Behind the scenes, specific anti-abortion plans being proposed by Mr. Trump’s allies are sweeping and legally sophisticated. Some of their proposals would rely on enforcing the Comstock Act, a long-dormant law from 1873, to criminalize the shipping of any materials used in an abortion — including abortion pills, which account for the majority of abortions in America.
Reproductive justice workers believe Biden is contributing to a maternal and reproductive health crisis in Gaza. They’re deeply frustrated with him and the big reproductive rights groups that are backing him.
By Alanna Vagianos
Feb 16, 2024
Joe Biden and Kamala Harris celebrated what would have been the 51st anniversary of Roe v. Wade in late January — their first campaign event of 2024. The “Restore Roe” rally in northern Virginia made it clear that the Biden/Harris ticket will center abortion rights in the reelection campaign.

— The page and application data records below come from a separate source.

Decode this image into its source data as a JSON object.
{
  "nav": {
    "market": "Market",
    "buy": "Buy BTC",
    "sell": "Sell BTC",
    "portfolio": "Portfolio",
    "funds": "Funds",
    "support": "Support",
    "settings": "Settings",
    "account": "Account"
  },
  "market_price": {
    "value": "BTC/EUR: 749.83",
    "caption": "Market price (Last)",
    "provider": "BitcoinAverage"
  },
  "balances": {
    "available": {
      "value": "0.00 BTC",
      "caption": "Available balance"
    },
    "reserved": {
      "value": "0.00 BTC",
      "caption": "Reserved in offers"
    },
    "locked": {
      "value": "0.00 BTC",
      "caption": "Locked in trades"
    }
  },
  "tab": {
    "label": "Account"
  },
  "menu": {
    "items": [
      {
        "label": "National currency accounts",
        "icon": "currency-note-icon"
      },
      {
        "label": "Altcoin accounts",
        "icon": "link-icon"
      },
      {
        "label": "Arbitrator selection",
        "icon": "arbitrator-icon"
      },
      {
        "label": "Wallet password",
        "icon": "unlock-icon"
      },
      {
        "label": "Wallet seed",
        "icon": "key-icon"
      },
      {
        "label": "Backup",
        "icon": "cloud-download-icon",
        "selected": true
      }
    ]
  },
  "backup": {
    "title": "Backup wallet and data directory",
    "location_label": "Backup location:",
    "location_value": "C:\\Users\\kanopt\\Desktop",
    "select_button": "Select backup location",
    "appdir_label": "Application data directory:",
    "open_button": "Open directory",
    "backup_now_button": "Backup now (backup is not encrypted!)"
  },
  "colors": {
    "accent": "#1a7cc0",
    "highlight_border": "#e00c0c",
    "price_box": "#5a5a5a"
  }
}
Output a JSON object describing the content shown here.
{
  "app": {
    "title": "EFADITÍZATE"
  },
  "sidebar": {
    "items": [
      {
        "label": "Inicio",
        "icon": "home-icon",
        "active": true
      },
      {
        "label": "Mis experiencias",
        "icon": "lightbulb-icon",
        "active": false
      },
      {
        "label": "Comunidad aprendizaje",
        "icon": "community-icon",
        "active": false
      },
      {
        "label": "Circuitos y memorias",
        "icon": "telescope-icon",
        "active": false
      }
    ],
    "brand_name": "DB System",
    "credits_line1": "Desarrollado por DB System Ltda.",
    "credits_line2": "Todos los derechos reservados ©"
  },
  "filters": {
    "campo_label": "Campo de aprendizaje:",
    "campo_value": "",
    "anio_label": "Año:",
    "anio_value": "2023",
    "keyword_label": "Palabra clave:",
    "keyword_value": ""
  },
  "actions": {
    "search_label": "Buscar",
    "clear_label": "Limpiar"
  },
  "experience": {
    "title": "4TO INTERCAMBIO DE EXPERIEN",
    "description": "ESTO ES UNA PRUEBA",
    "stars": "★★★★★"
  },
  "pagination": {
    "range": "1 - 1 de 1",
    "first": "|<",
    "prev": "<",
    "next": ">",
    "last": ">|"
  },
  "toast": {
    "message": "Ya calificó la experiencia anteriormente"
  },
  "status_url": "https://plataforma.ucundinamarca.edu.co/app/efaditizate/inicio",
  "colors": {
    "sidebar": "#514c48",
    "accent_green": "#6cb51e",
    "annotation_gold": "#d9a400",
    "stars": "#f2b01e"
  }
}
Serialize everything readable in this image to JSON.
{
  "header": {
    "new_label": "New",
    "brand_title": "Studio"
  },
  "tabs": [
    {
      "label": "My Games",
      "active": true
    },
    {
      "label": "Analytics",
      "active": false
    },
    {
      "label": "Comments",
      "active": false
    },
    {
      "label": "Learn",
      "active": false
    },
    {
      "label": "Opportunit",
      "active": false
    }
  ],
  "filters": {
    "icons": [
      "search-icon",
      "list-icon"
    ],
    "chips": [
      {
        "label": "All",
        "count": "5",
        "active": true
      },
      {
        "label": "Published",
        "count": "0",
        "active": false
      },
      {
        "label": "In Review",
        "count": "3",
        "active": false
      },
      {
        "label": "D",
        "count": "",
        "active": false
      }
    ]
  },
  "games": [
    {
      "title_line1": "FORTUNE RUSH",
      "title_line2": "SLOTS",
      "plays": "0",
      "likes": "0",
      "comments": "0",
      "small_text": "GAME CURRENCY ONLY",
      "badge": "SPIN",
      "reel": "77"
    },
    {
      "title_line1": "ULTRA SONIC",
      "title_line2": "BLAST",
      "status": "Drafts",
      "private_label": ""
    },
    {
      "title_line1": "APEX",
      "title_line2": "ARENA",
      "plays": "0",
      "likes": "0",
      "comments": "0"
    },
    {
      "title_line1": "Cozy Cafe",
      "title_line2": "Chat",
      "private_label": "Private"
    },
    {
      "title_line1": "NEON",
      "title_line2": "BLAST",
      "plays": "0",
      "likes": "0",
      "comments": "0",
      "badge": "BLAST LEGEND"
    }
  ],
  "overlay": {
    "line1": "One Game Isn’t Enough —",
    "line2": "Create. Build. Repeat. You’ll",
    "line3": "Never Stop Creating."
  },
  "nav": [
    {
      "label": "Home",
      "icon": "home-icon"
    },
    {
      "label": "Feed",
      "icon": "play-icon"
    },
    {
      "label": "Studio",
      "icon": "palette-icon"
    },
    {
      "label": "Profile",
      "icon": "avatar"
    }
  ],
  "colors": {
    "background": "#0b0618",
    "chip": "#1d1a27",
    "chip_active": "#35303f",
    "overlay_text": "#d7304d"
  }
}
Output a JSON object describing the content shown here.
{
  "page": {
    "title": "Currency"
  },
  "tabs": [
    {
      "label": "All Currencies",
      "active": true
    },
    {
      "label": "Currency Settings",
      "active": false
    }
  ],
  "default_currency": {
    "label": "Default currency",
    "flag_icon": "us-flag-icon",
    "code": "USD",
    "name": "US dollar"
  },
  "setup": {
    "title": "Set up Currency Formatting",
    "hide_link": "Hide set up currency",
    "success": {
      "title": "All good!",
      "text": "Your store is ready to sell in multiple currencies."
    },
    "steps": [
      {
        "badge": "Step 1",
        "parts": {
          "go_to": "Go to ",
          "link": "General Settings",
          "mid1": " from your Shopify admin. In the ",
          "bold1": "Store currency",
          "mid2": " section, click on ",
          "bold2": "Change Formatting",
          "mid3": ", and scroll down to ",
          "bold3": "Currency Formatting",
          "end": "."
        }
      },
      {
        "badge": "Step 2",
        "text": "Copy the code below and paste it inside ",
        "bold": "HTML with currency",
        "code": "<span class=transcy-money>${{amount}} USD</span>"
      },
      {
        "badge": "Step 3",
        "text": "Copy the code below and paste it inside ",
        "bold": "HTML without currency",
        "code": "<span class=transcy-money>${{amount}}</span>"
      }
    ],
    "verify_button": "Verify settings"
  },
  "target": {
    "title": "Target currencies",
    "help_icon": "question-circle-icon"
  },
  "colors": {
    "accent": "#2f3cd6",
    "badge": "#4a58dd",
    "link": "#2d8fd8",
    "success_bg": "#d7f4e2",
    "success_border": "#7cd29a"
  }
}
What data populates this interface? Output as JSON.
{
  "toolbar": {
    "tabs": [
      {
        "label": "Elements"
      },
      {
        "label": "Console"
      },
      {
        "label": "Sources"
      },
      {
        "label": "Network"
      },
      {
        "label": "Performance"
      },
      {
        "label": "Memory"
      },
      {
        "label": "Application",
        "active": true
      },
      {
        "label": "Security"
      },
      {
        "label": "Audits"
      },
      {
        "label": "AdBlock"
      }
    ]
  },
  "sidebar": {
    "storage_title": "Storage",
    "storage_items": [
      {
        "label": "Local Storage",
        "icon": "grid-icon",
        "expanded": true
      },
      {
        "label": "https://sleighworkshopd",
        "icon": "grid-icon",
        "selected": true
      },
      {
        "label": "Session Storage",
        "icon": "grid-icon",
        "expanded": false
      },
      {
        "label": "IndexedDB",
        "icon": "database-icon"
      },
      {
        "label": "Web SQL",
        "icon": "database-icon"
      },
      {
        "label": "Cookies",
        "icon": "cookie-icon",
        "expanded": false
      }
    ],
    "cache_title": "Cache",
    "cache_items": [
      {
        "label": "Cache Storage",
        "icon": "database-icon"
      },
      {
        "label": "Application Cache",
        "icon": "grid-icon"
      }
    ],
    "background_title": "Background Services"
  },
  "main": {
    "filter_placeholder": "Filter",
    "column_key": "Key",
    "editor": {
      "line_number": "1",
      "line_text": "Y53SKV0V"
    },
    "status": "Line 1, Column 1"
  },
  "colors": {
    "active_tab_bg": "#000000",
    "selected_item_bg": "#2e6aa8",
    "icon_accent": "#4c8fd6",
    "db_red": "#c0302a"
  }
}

The theater was filled with the president’s supporters and leadership from national reproductive rights organizations who have endorsed him, including Planned Parenthood, the National Organization for Women and Reproductive Freedom for All.
Only a few minutes into Biden’s speech, several protesters interrupted, calling for a cease-fire in Israel’s U.S.-backed military operation in Gaza, which has killed more than 28,000 Palestinians and set off a maternal and reproductive health crisis.